BEGIN
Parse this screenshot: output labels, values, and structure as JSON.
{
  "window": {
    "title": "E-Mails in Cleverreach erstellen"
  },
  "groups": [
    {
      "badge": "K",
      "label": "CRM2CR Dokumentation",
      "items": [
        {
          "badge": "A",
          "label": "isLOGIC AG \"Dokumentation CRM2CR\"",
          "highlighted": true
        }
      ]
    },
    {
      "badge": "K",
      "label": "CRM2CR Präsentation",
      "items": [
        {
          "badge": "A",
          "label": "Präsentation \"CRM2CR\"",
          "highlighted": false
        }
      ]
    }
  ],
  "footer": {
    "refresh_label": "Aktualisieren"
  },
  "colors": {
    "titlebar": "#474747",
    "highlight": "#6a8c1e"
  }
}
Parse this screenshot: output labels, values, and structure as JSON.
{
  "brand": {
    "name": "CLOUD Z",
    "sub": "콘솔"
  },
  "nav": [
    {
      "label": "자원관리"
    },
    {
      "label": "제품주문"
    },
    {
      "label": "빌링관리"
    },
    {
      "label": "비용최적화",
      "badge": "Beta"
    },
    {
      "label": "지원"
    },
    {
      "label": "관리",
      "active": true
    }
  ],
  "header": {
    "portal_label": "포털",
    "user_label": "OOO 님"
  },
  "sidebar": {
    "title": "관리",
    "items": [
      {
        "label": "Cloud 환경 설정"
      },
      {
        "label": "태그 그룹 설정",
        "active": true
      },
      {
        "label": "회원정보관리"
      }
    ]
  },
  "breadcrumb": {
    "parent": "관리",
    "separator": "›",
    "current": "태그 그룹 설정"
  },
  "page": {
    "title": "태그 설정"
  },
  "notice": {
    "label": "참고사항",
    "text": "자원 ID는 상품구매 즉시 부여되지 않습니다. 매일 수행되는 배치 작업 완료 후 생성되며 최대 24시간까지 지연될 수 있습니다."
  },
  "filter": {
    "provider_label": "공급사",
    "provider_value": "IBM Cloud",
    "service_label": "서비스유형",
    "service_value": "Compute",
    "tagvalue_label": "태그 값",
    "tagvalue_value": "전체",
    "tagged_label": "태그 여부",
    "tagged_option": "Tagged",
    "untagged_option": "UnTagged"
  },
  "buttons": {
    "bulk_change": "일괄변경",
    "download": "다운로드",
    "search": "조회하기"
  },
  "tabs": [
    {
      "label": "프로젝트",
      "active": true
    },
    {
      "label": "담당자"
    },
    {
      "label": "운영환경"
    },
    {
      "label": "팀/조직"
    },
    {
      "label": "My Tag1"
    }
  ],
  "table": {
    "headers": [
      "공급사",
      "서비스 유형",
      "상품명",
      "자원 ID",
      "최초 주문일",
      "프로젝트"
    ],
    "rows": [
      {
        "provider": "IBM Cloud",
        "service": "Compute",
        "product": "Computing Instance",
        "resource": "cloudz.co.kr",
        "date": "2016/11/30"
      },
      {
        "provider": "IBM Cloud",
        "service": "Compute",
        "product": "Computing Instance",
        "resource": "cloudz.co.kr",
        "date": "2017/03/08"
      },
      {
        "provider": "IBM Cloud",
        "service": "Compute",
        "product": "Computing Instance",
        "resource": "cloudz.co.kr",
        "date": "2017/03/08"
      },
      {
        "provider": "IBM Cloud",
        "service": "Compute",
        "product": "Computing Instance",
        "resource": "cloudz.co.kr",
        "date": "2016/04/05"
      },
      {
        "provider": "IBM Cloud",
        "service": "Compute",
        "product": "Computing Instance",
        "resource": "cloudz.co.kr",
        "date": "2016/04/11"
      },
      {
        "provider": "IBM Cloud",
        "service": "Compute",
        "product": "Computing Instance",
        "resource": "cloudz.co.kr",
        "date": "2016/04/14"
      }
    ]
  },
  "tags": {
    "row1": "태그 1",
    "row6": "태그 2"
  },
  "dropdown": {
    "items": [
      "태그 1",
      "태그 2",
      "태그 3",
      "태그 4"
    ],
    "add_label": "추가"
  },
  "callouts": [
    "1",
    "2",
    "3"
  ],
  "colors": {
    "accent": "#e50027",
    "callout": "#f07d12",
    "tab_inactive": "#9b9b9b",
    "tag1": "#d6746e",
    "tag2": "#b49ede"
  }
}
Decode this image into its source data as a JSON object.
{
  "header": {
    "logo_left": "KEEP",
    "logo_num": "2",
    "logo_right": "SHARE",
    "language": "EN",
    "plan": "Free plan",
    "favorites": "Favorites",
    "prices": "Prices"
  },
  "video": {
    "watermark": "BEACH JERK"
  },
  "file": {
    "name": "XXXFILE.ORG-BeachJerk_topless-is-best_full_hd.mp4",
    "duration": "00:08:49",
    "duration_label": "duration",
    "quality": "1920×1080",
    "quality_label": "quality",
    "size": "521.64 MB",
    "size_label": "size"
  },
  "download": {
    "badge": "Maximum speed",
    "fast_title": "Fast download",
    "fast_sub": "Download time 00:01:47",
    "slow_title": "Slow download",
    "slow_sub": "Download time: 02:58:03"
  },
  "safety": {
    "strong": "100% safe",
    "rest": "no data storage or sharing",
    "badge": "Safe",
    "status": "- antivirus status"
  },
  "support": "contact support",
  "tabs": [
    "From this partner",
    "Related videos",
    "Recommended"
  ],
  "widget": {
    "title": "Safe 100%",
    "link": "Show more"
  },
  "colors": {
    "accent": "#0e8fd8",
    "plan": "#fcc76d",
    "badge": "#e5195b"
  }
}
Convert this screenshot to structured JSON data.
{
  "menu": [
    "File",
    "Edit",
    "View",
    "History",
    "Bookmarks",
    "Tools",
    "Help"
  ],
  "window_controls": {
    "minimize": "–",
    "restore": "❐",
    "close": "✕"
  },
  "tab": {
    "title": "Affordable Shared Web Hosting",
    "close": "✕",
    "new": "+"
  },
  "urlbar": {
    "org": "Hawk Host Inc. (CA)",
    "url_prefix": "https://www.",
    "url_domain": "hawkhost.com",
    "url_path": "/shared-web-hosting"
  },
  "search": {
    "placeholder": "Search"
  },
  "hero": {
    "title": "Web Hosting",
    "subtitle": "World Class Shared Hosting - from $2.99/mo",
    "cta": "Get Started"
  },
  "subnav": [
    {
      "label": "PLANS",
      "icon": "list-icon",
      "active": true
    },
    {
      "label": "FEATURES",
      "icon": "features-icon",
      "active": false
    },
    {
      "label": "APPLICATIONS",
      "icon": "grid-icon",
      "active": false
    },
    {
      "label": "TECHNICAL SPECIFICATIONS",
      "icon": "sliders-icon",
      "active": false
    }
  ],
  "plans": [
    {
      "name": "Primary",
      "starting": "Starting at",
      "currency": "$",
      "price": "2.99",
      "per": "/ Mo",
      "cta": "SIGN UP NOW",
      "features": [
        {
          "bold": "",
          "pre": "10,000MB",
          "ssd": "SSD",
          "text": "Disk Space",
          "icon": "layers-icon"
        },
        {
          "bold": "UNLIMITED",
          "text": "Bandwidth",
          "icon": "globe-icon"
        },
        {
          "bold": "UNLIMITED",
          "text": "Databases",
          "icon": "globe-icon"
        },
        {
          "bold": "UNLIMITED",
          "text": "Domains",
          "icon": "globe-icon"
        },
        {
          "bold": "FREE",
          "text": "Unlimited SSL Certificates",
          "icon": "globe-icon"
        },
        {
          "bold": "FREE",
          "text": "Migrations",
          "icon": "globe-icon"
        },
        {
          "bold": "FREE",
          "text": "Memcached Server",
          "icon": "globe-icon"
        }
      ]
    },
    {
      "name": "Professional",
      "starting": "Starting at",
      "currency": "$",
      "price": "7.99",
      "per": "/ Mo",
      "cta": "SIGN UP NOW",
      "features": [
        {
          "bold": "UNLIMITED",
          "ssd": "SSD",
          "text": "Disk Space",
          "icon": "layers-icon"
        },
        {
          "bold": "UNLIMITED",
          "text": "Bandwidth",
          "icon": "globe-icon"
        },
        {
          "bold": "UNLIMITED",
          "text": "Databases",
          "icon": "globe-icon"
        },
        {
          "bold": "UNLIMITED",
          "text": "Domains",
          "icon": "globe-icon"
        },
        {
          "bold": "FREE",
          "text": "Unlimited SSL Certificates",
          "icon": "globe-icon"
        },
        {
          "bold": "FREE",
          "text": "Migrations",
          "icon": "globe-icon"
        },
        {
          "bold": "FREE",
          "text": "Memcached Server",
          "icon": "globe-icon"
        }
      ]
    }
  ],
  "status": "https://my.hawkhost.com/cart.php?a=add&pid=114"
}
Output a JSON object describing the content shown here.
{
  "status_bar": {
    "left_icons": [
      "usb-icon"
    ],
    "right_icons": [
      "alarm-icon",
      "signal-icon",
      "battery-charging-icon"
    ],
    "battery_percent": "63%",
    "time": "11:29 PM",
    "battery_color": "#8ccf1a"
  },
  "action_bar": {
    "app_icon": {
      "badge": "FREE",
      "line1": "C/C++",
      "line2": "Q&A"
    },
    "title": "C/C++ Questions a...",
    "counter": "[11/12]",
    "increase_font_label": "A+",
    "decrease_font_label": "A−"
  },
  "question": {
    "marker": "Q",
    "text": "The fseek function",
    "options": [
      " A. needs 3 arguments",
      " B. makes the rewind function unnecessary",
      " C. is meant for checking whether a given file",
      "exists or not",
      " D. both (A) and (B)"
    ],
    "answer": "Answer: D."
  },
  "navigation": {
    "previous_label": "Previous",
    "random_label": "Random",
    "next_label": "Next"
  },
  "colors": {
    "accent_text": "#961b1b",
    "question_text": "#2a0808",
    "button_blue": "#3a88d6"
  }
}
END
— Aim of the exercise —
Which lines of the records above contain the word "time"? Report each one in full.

— Completed exercise —
    "fast_sub": "Download time 00:01:47",
    "slow_sub": "Download time: 02:58:03"
    "time": "11:29 PM",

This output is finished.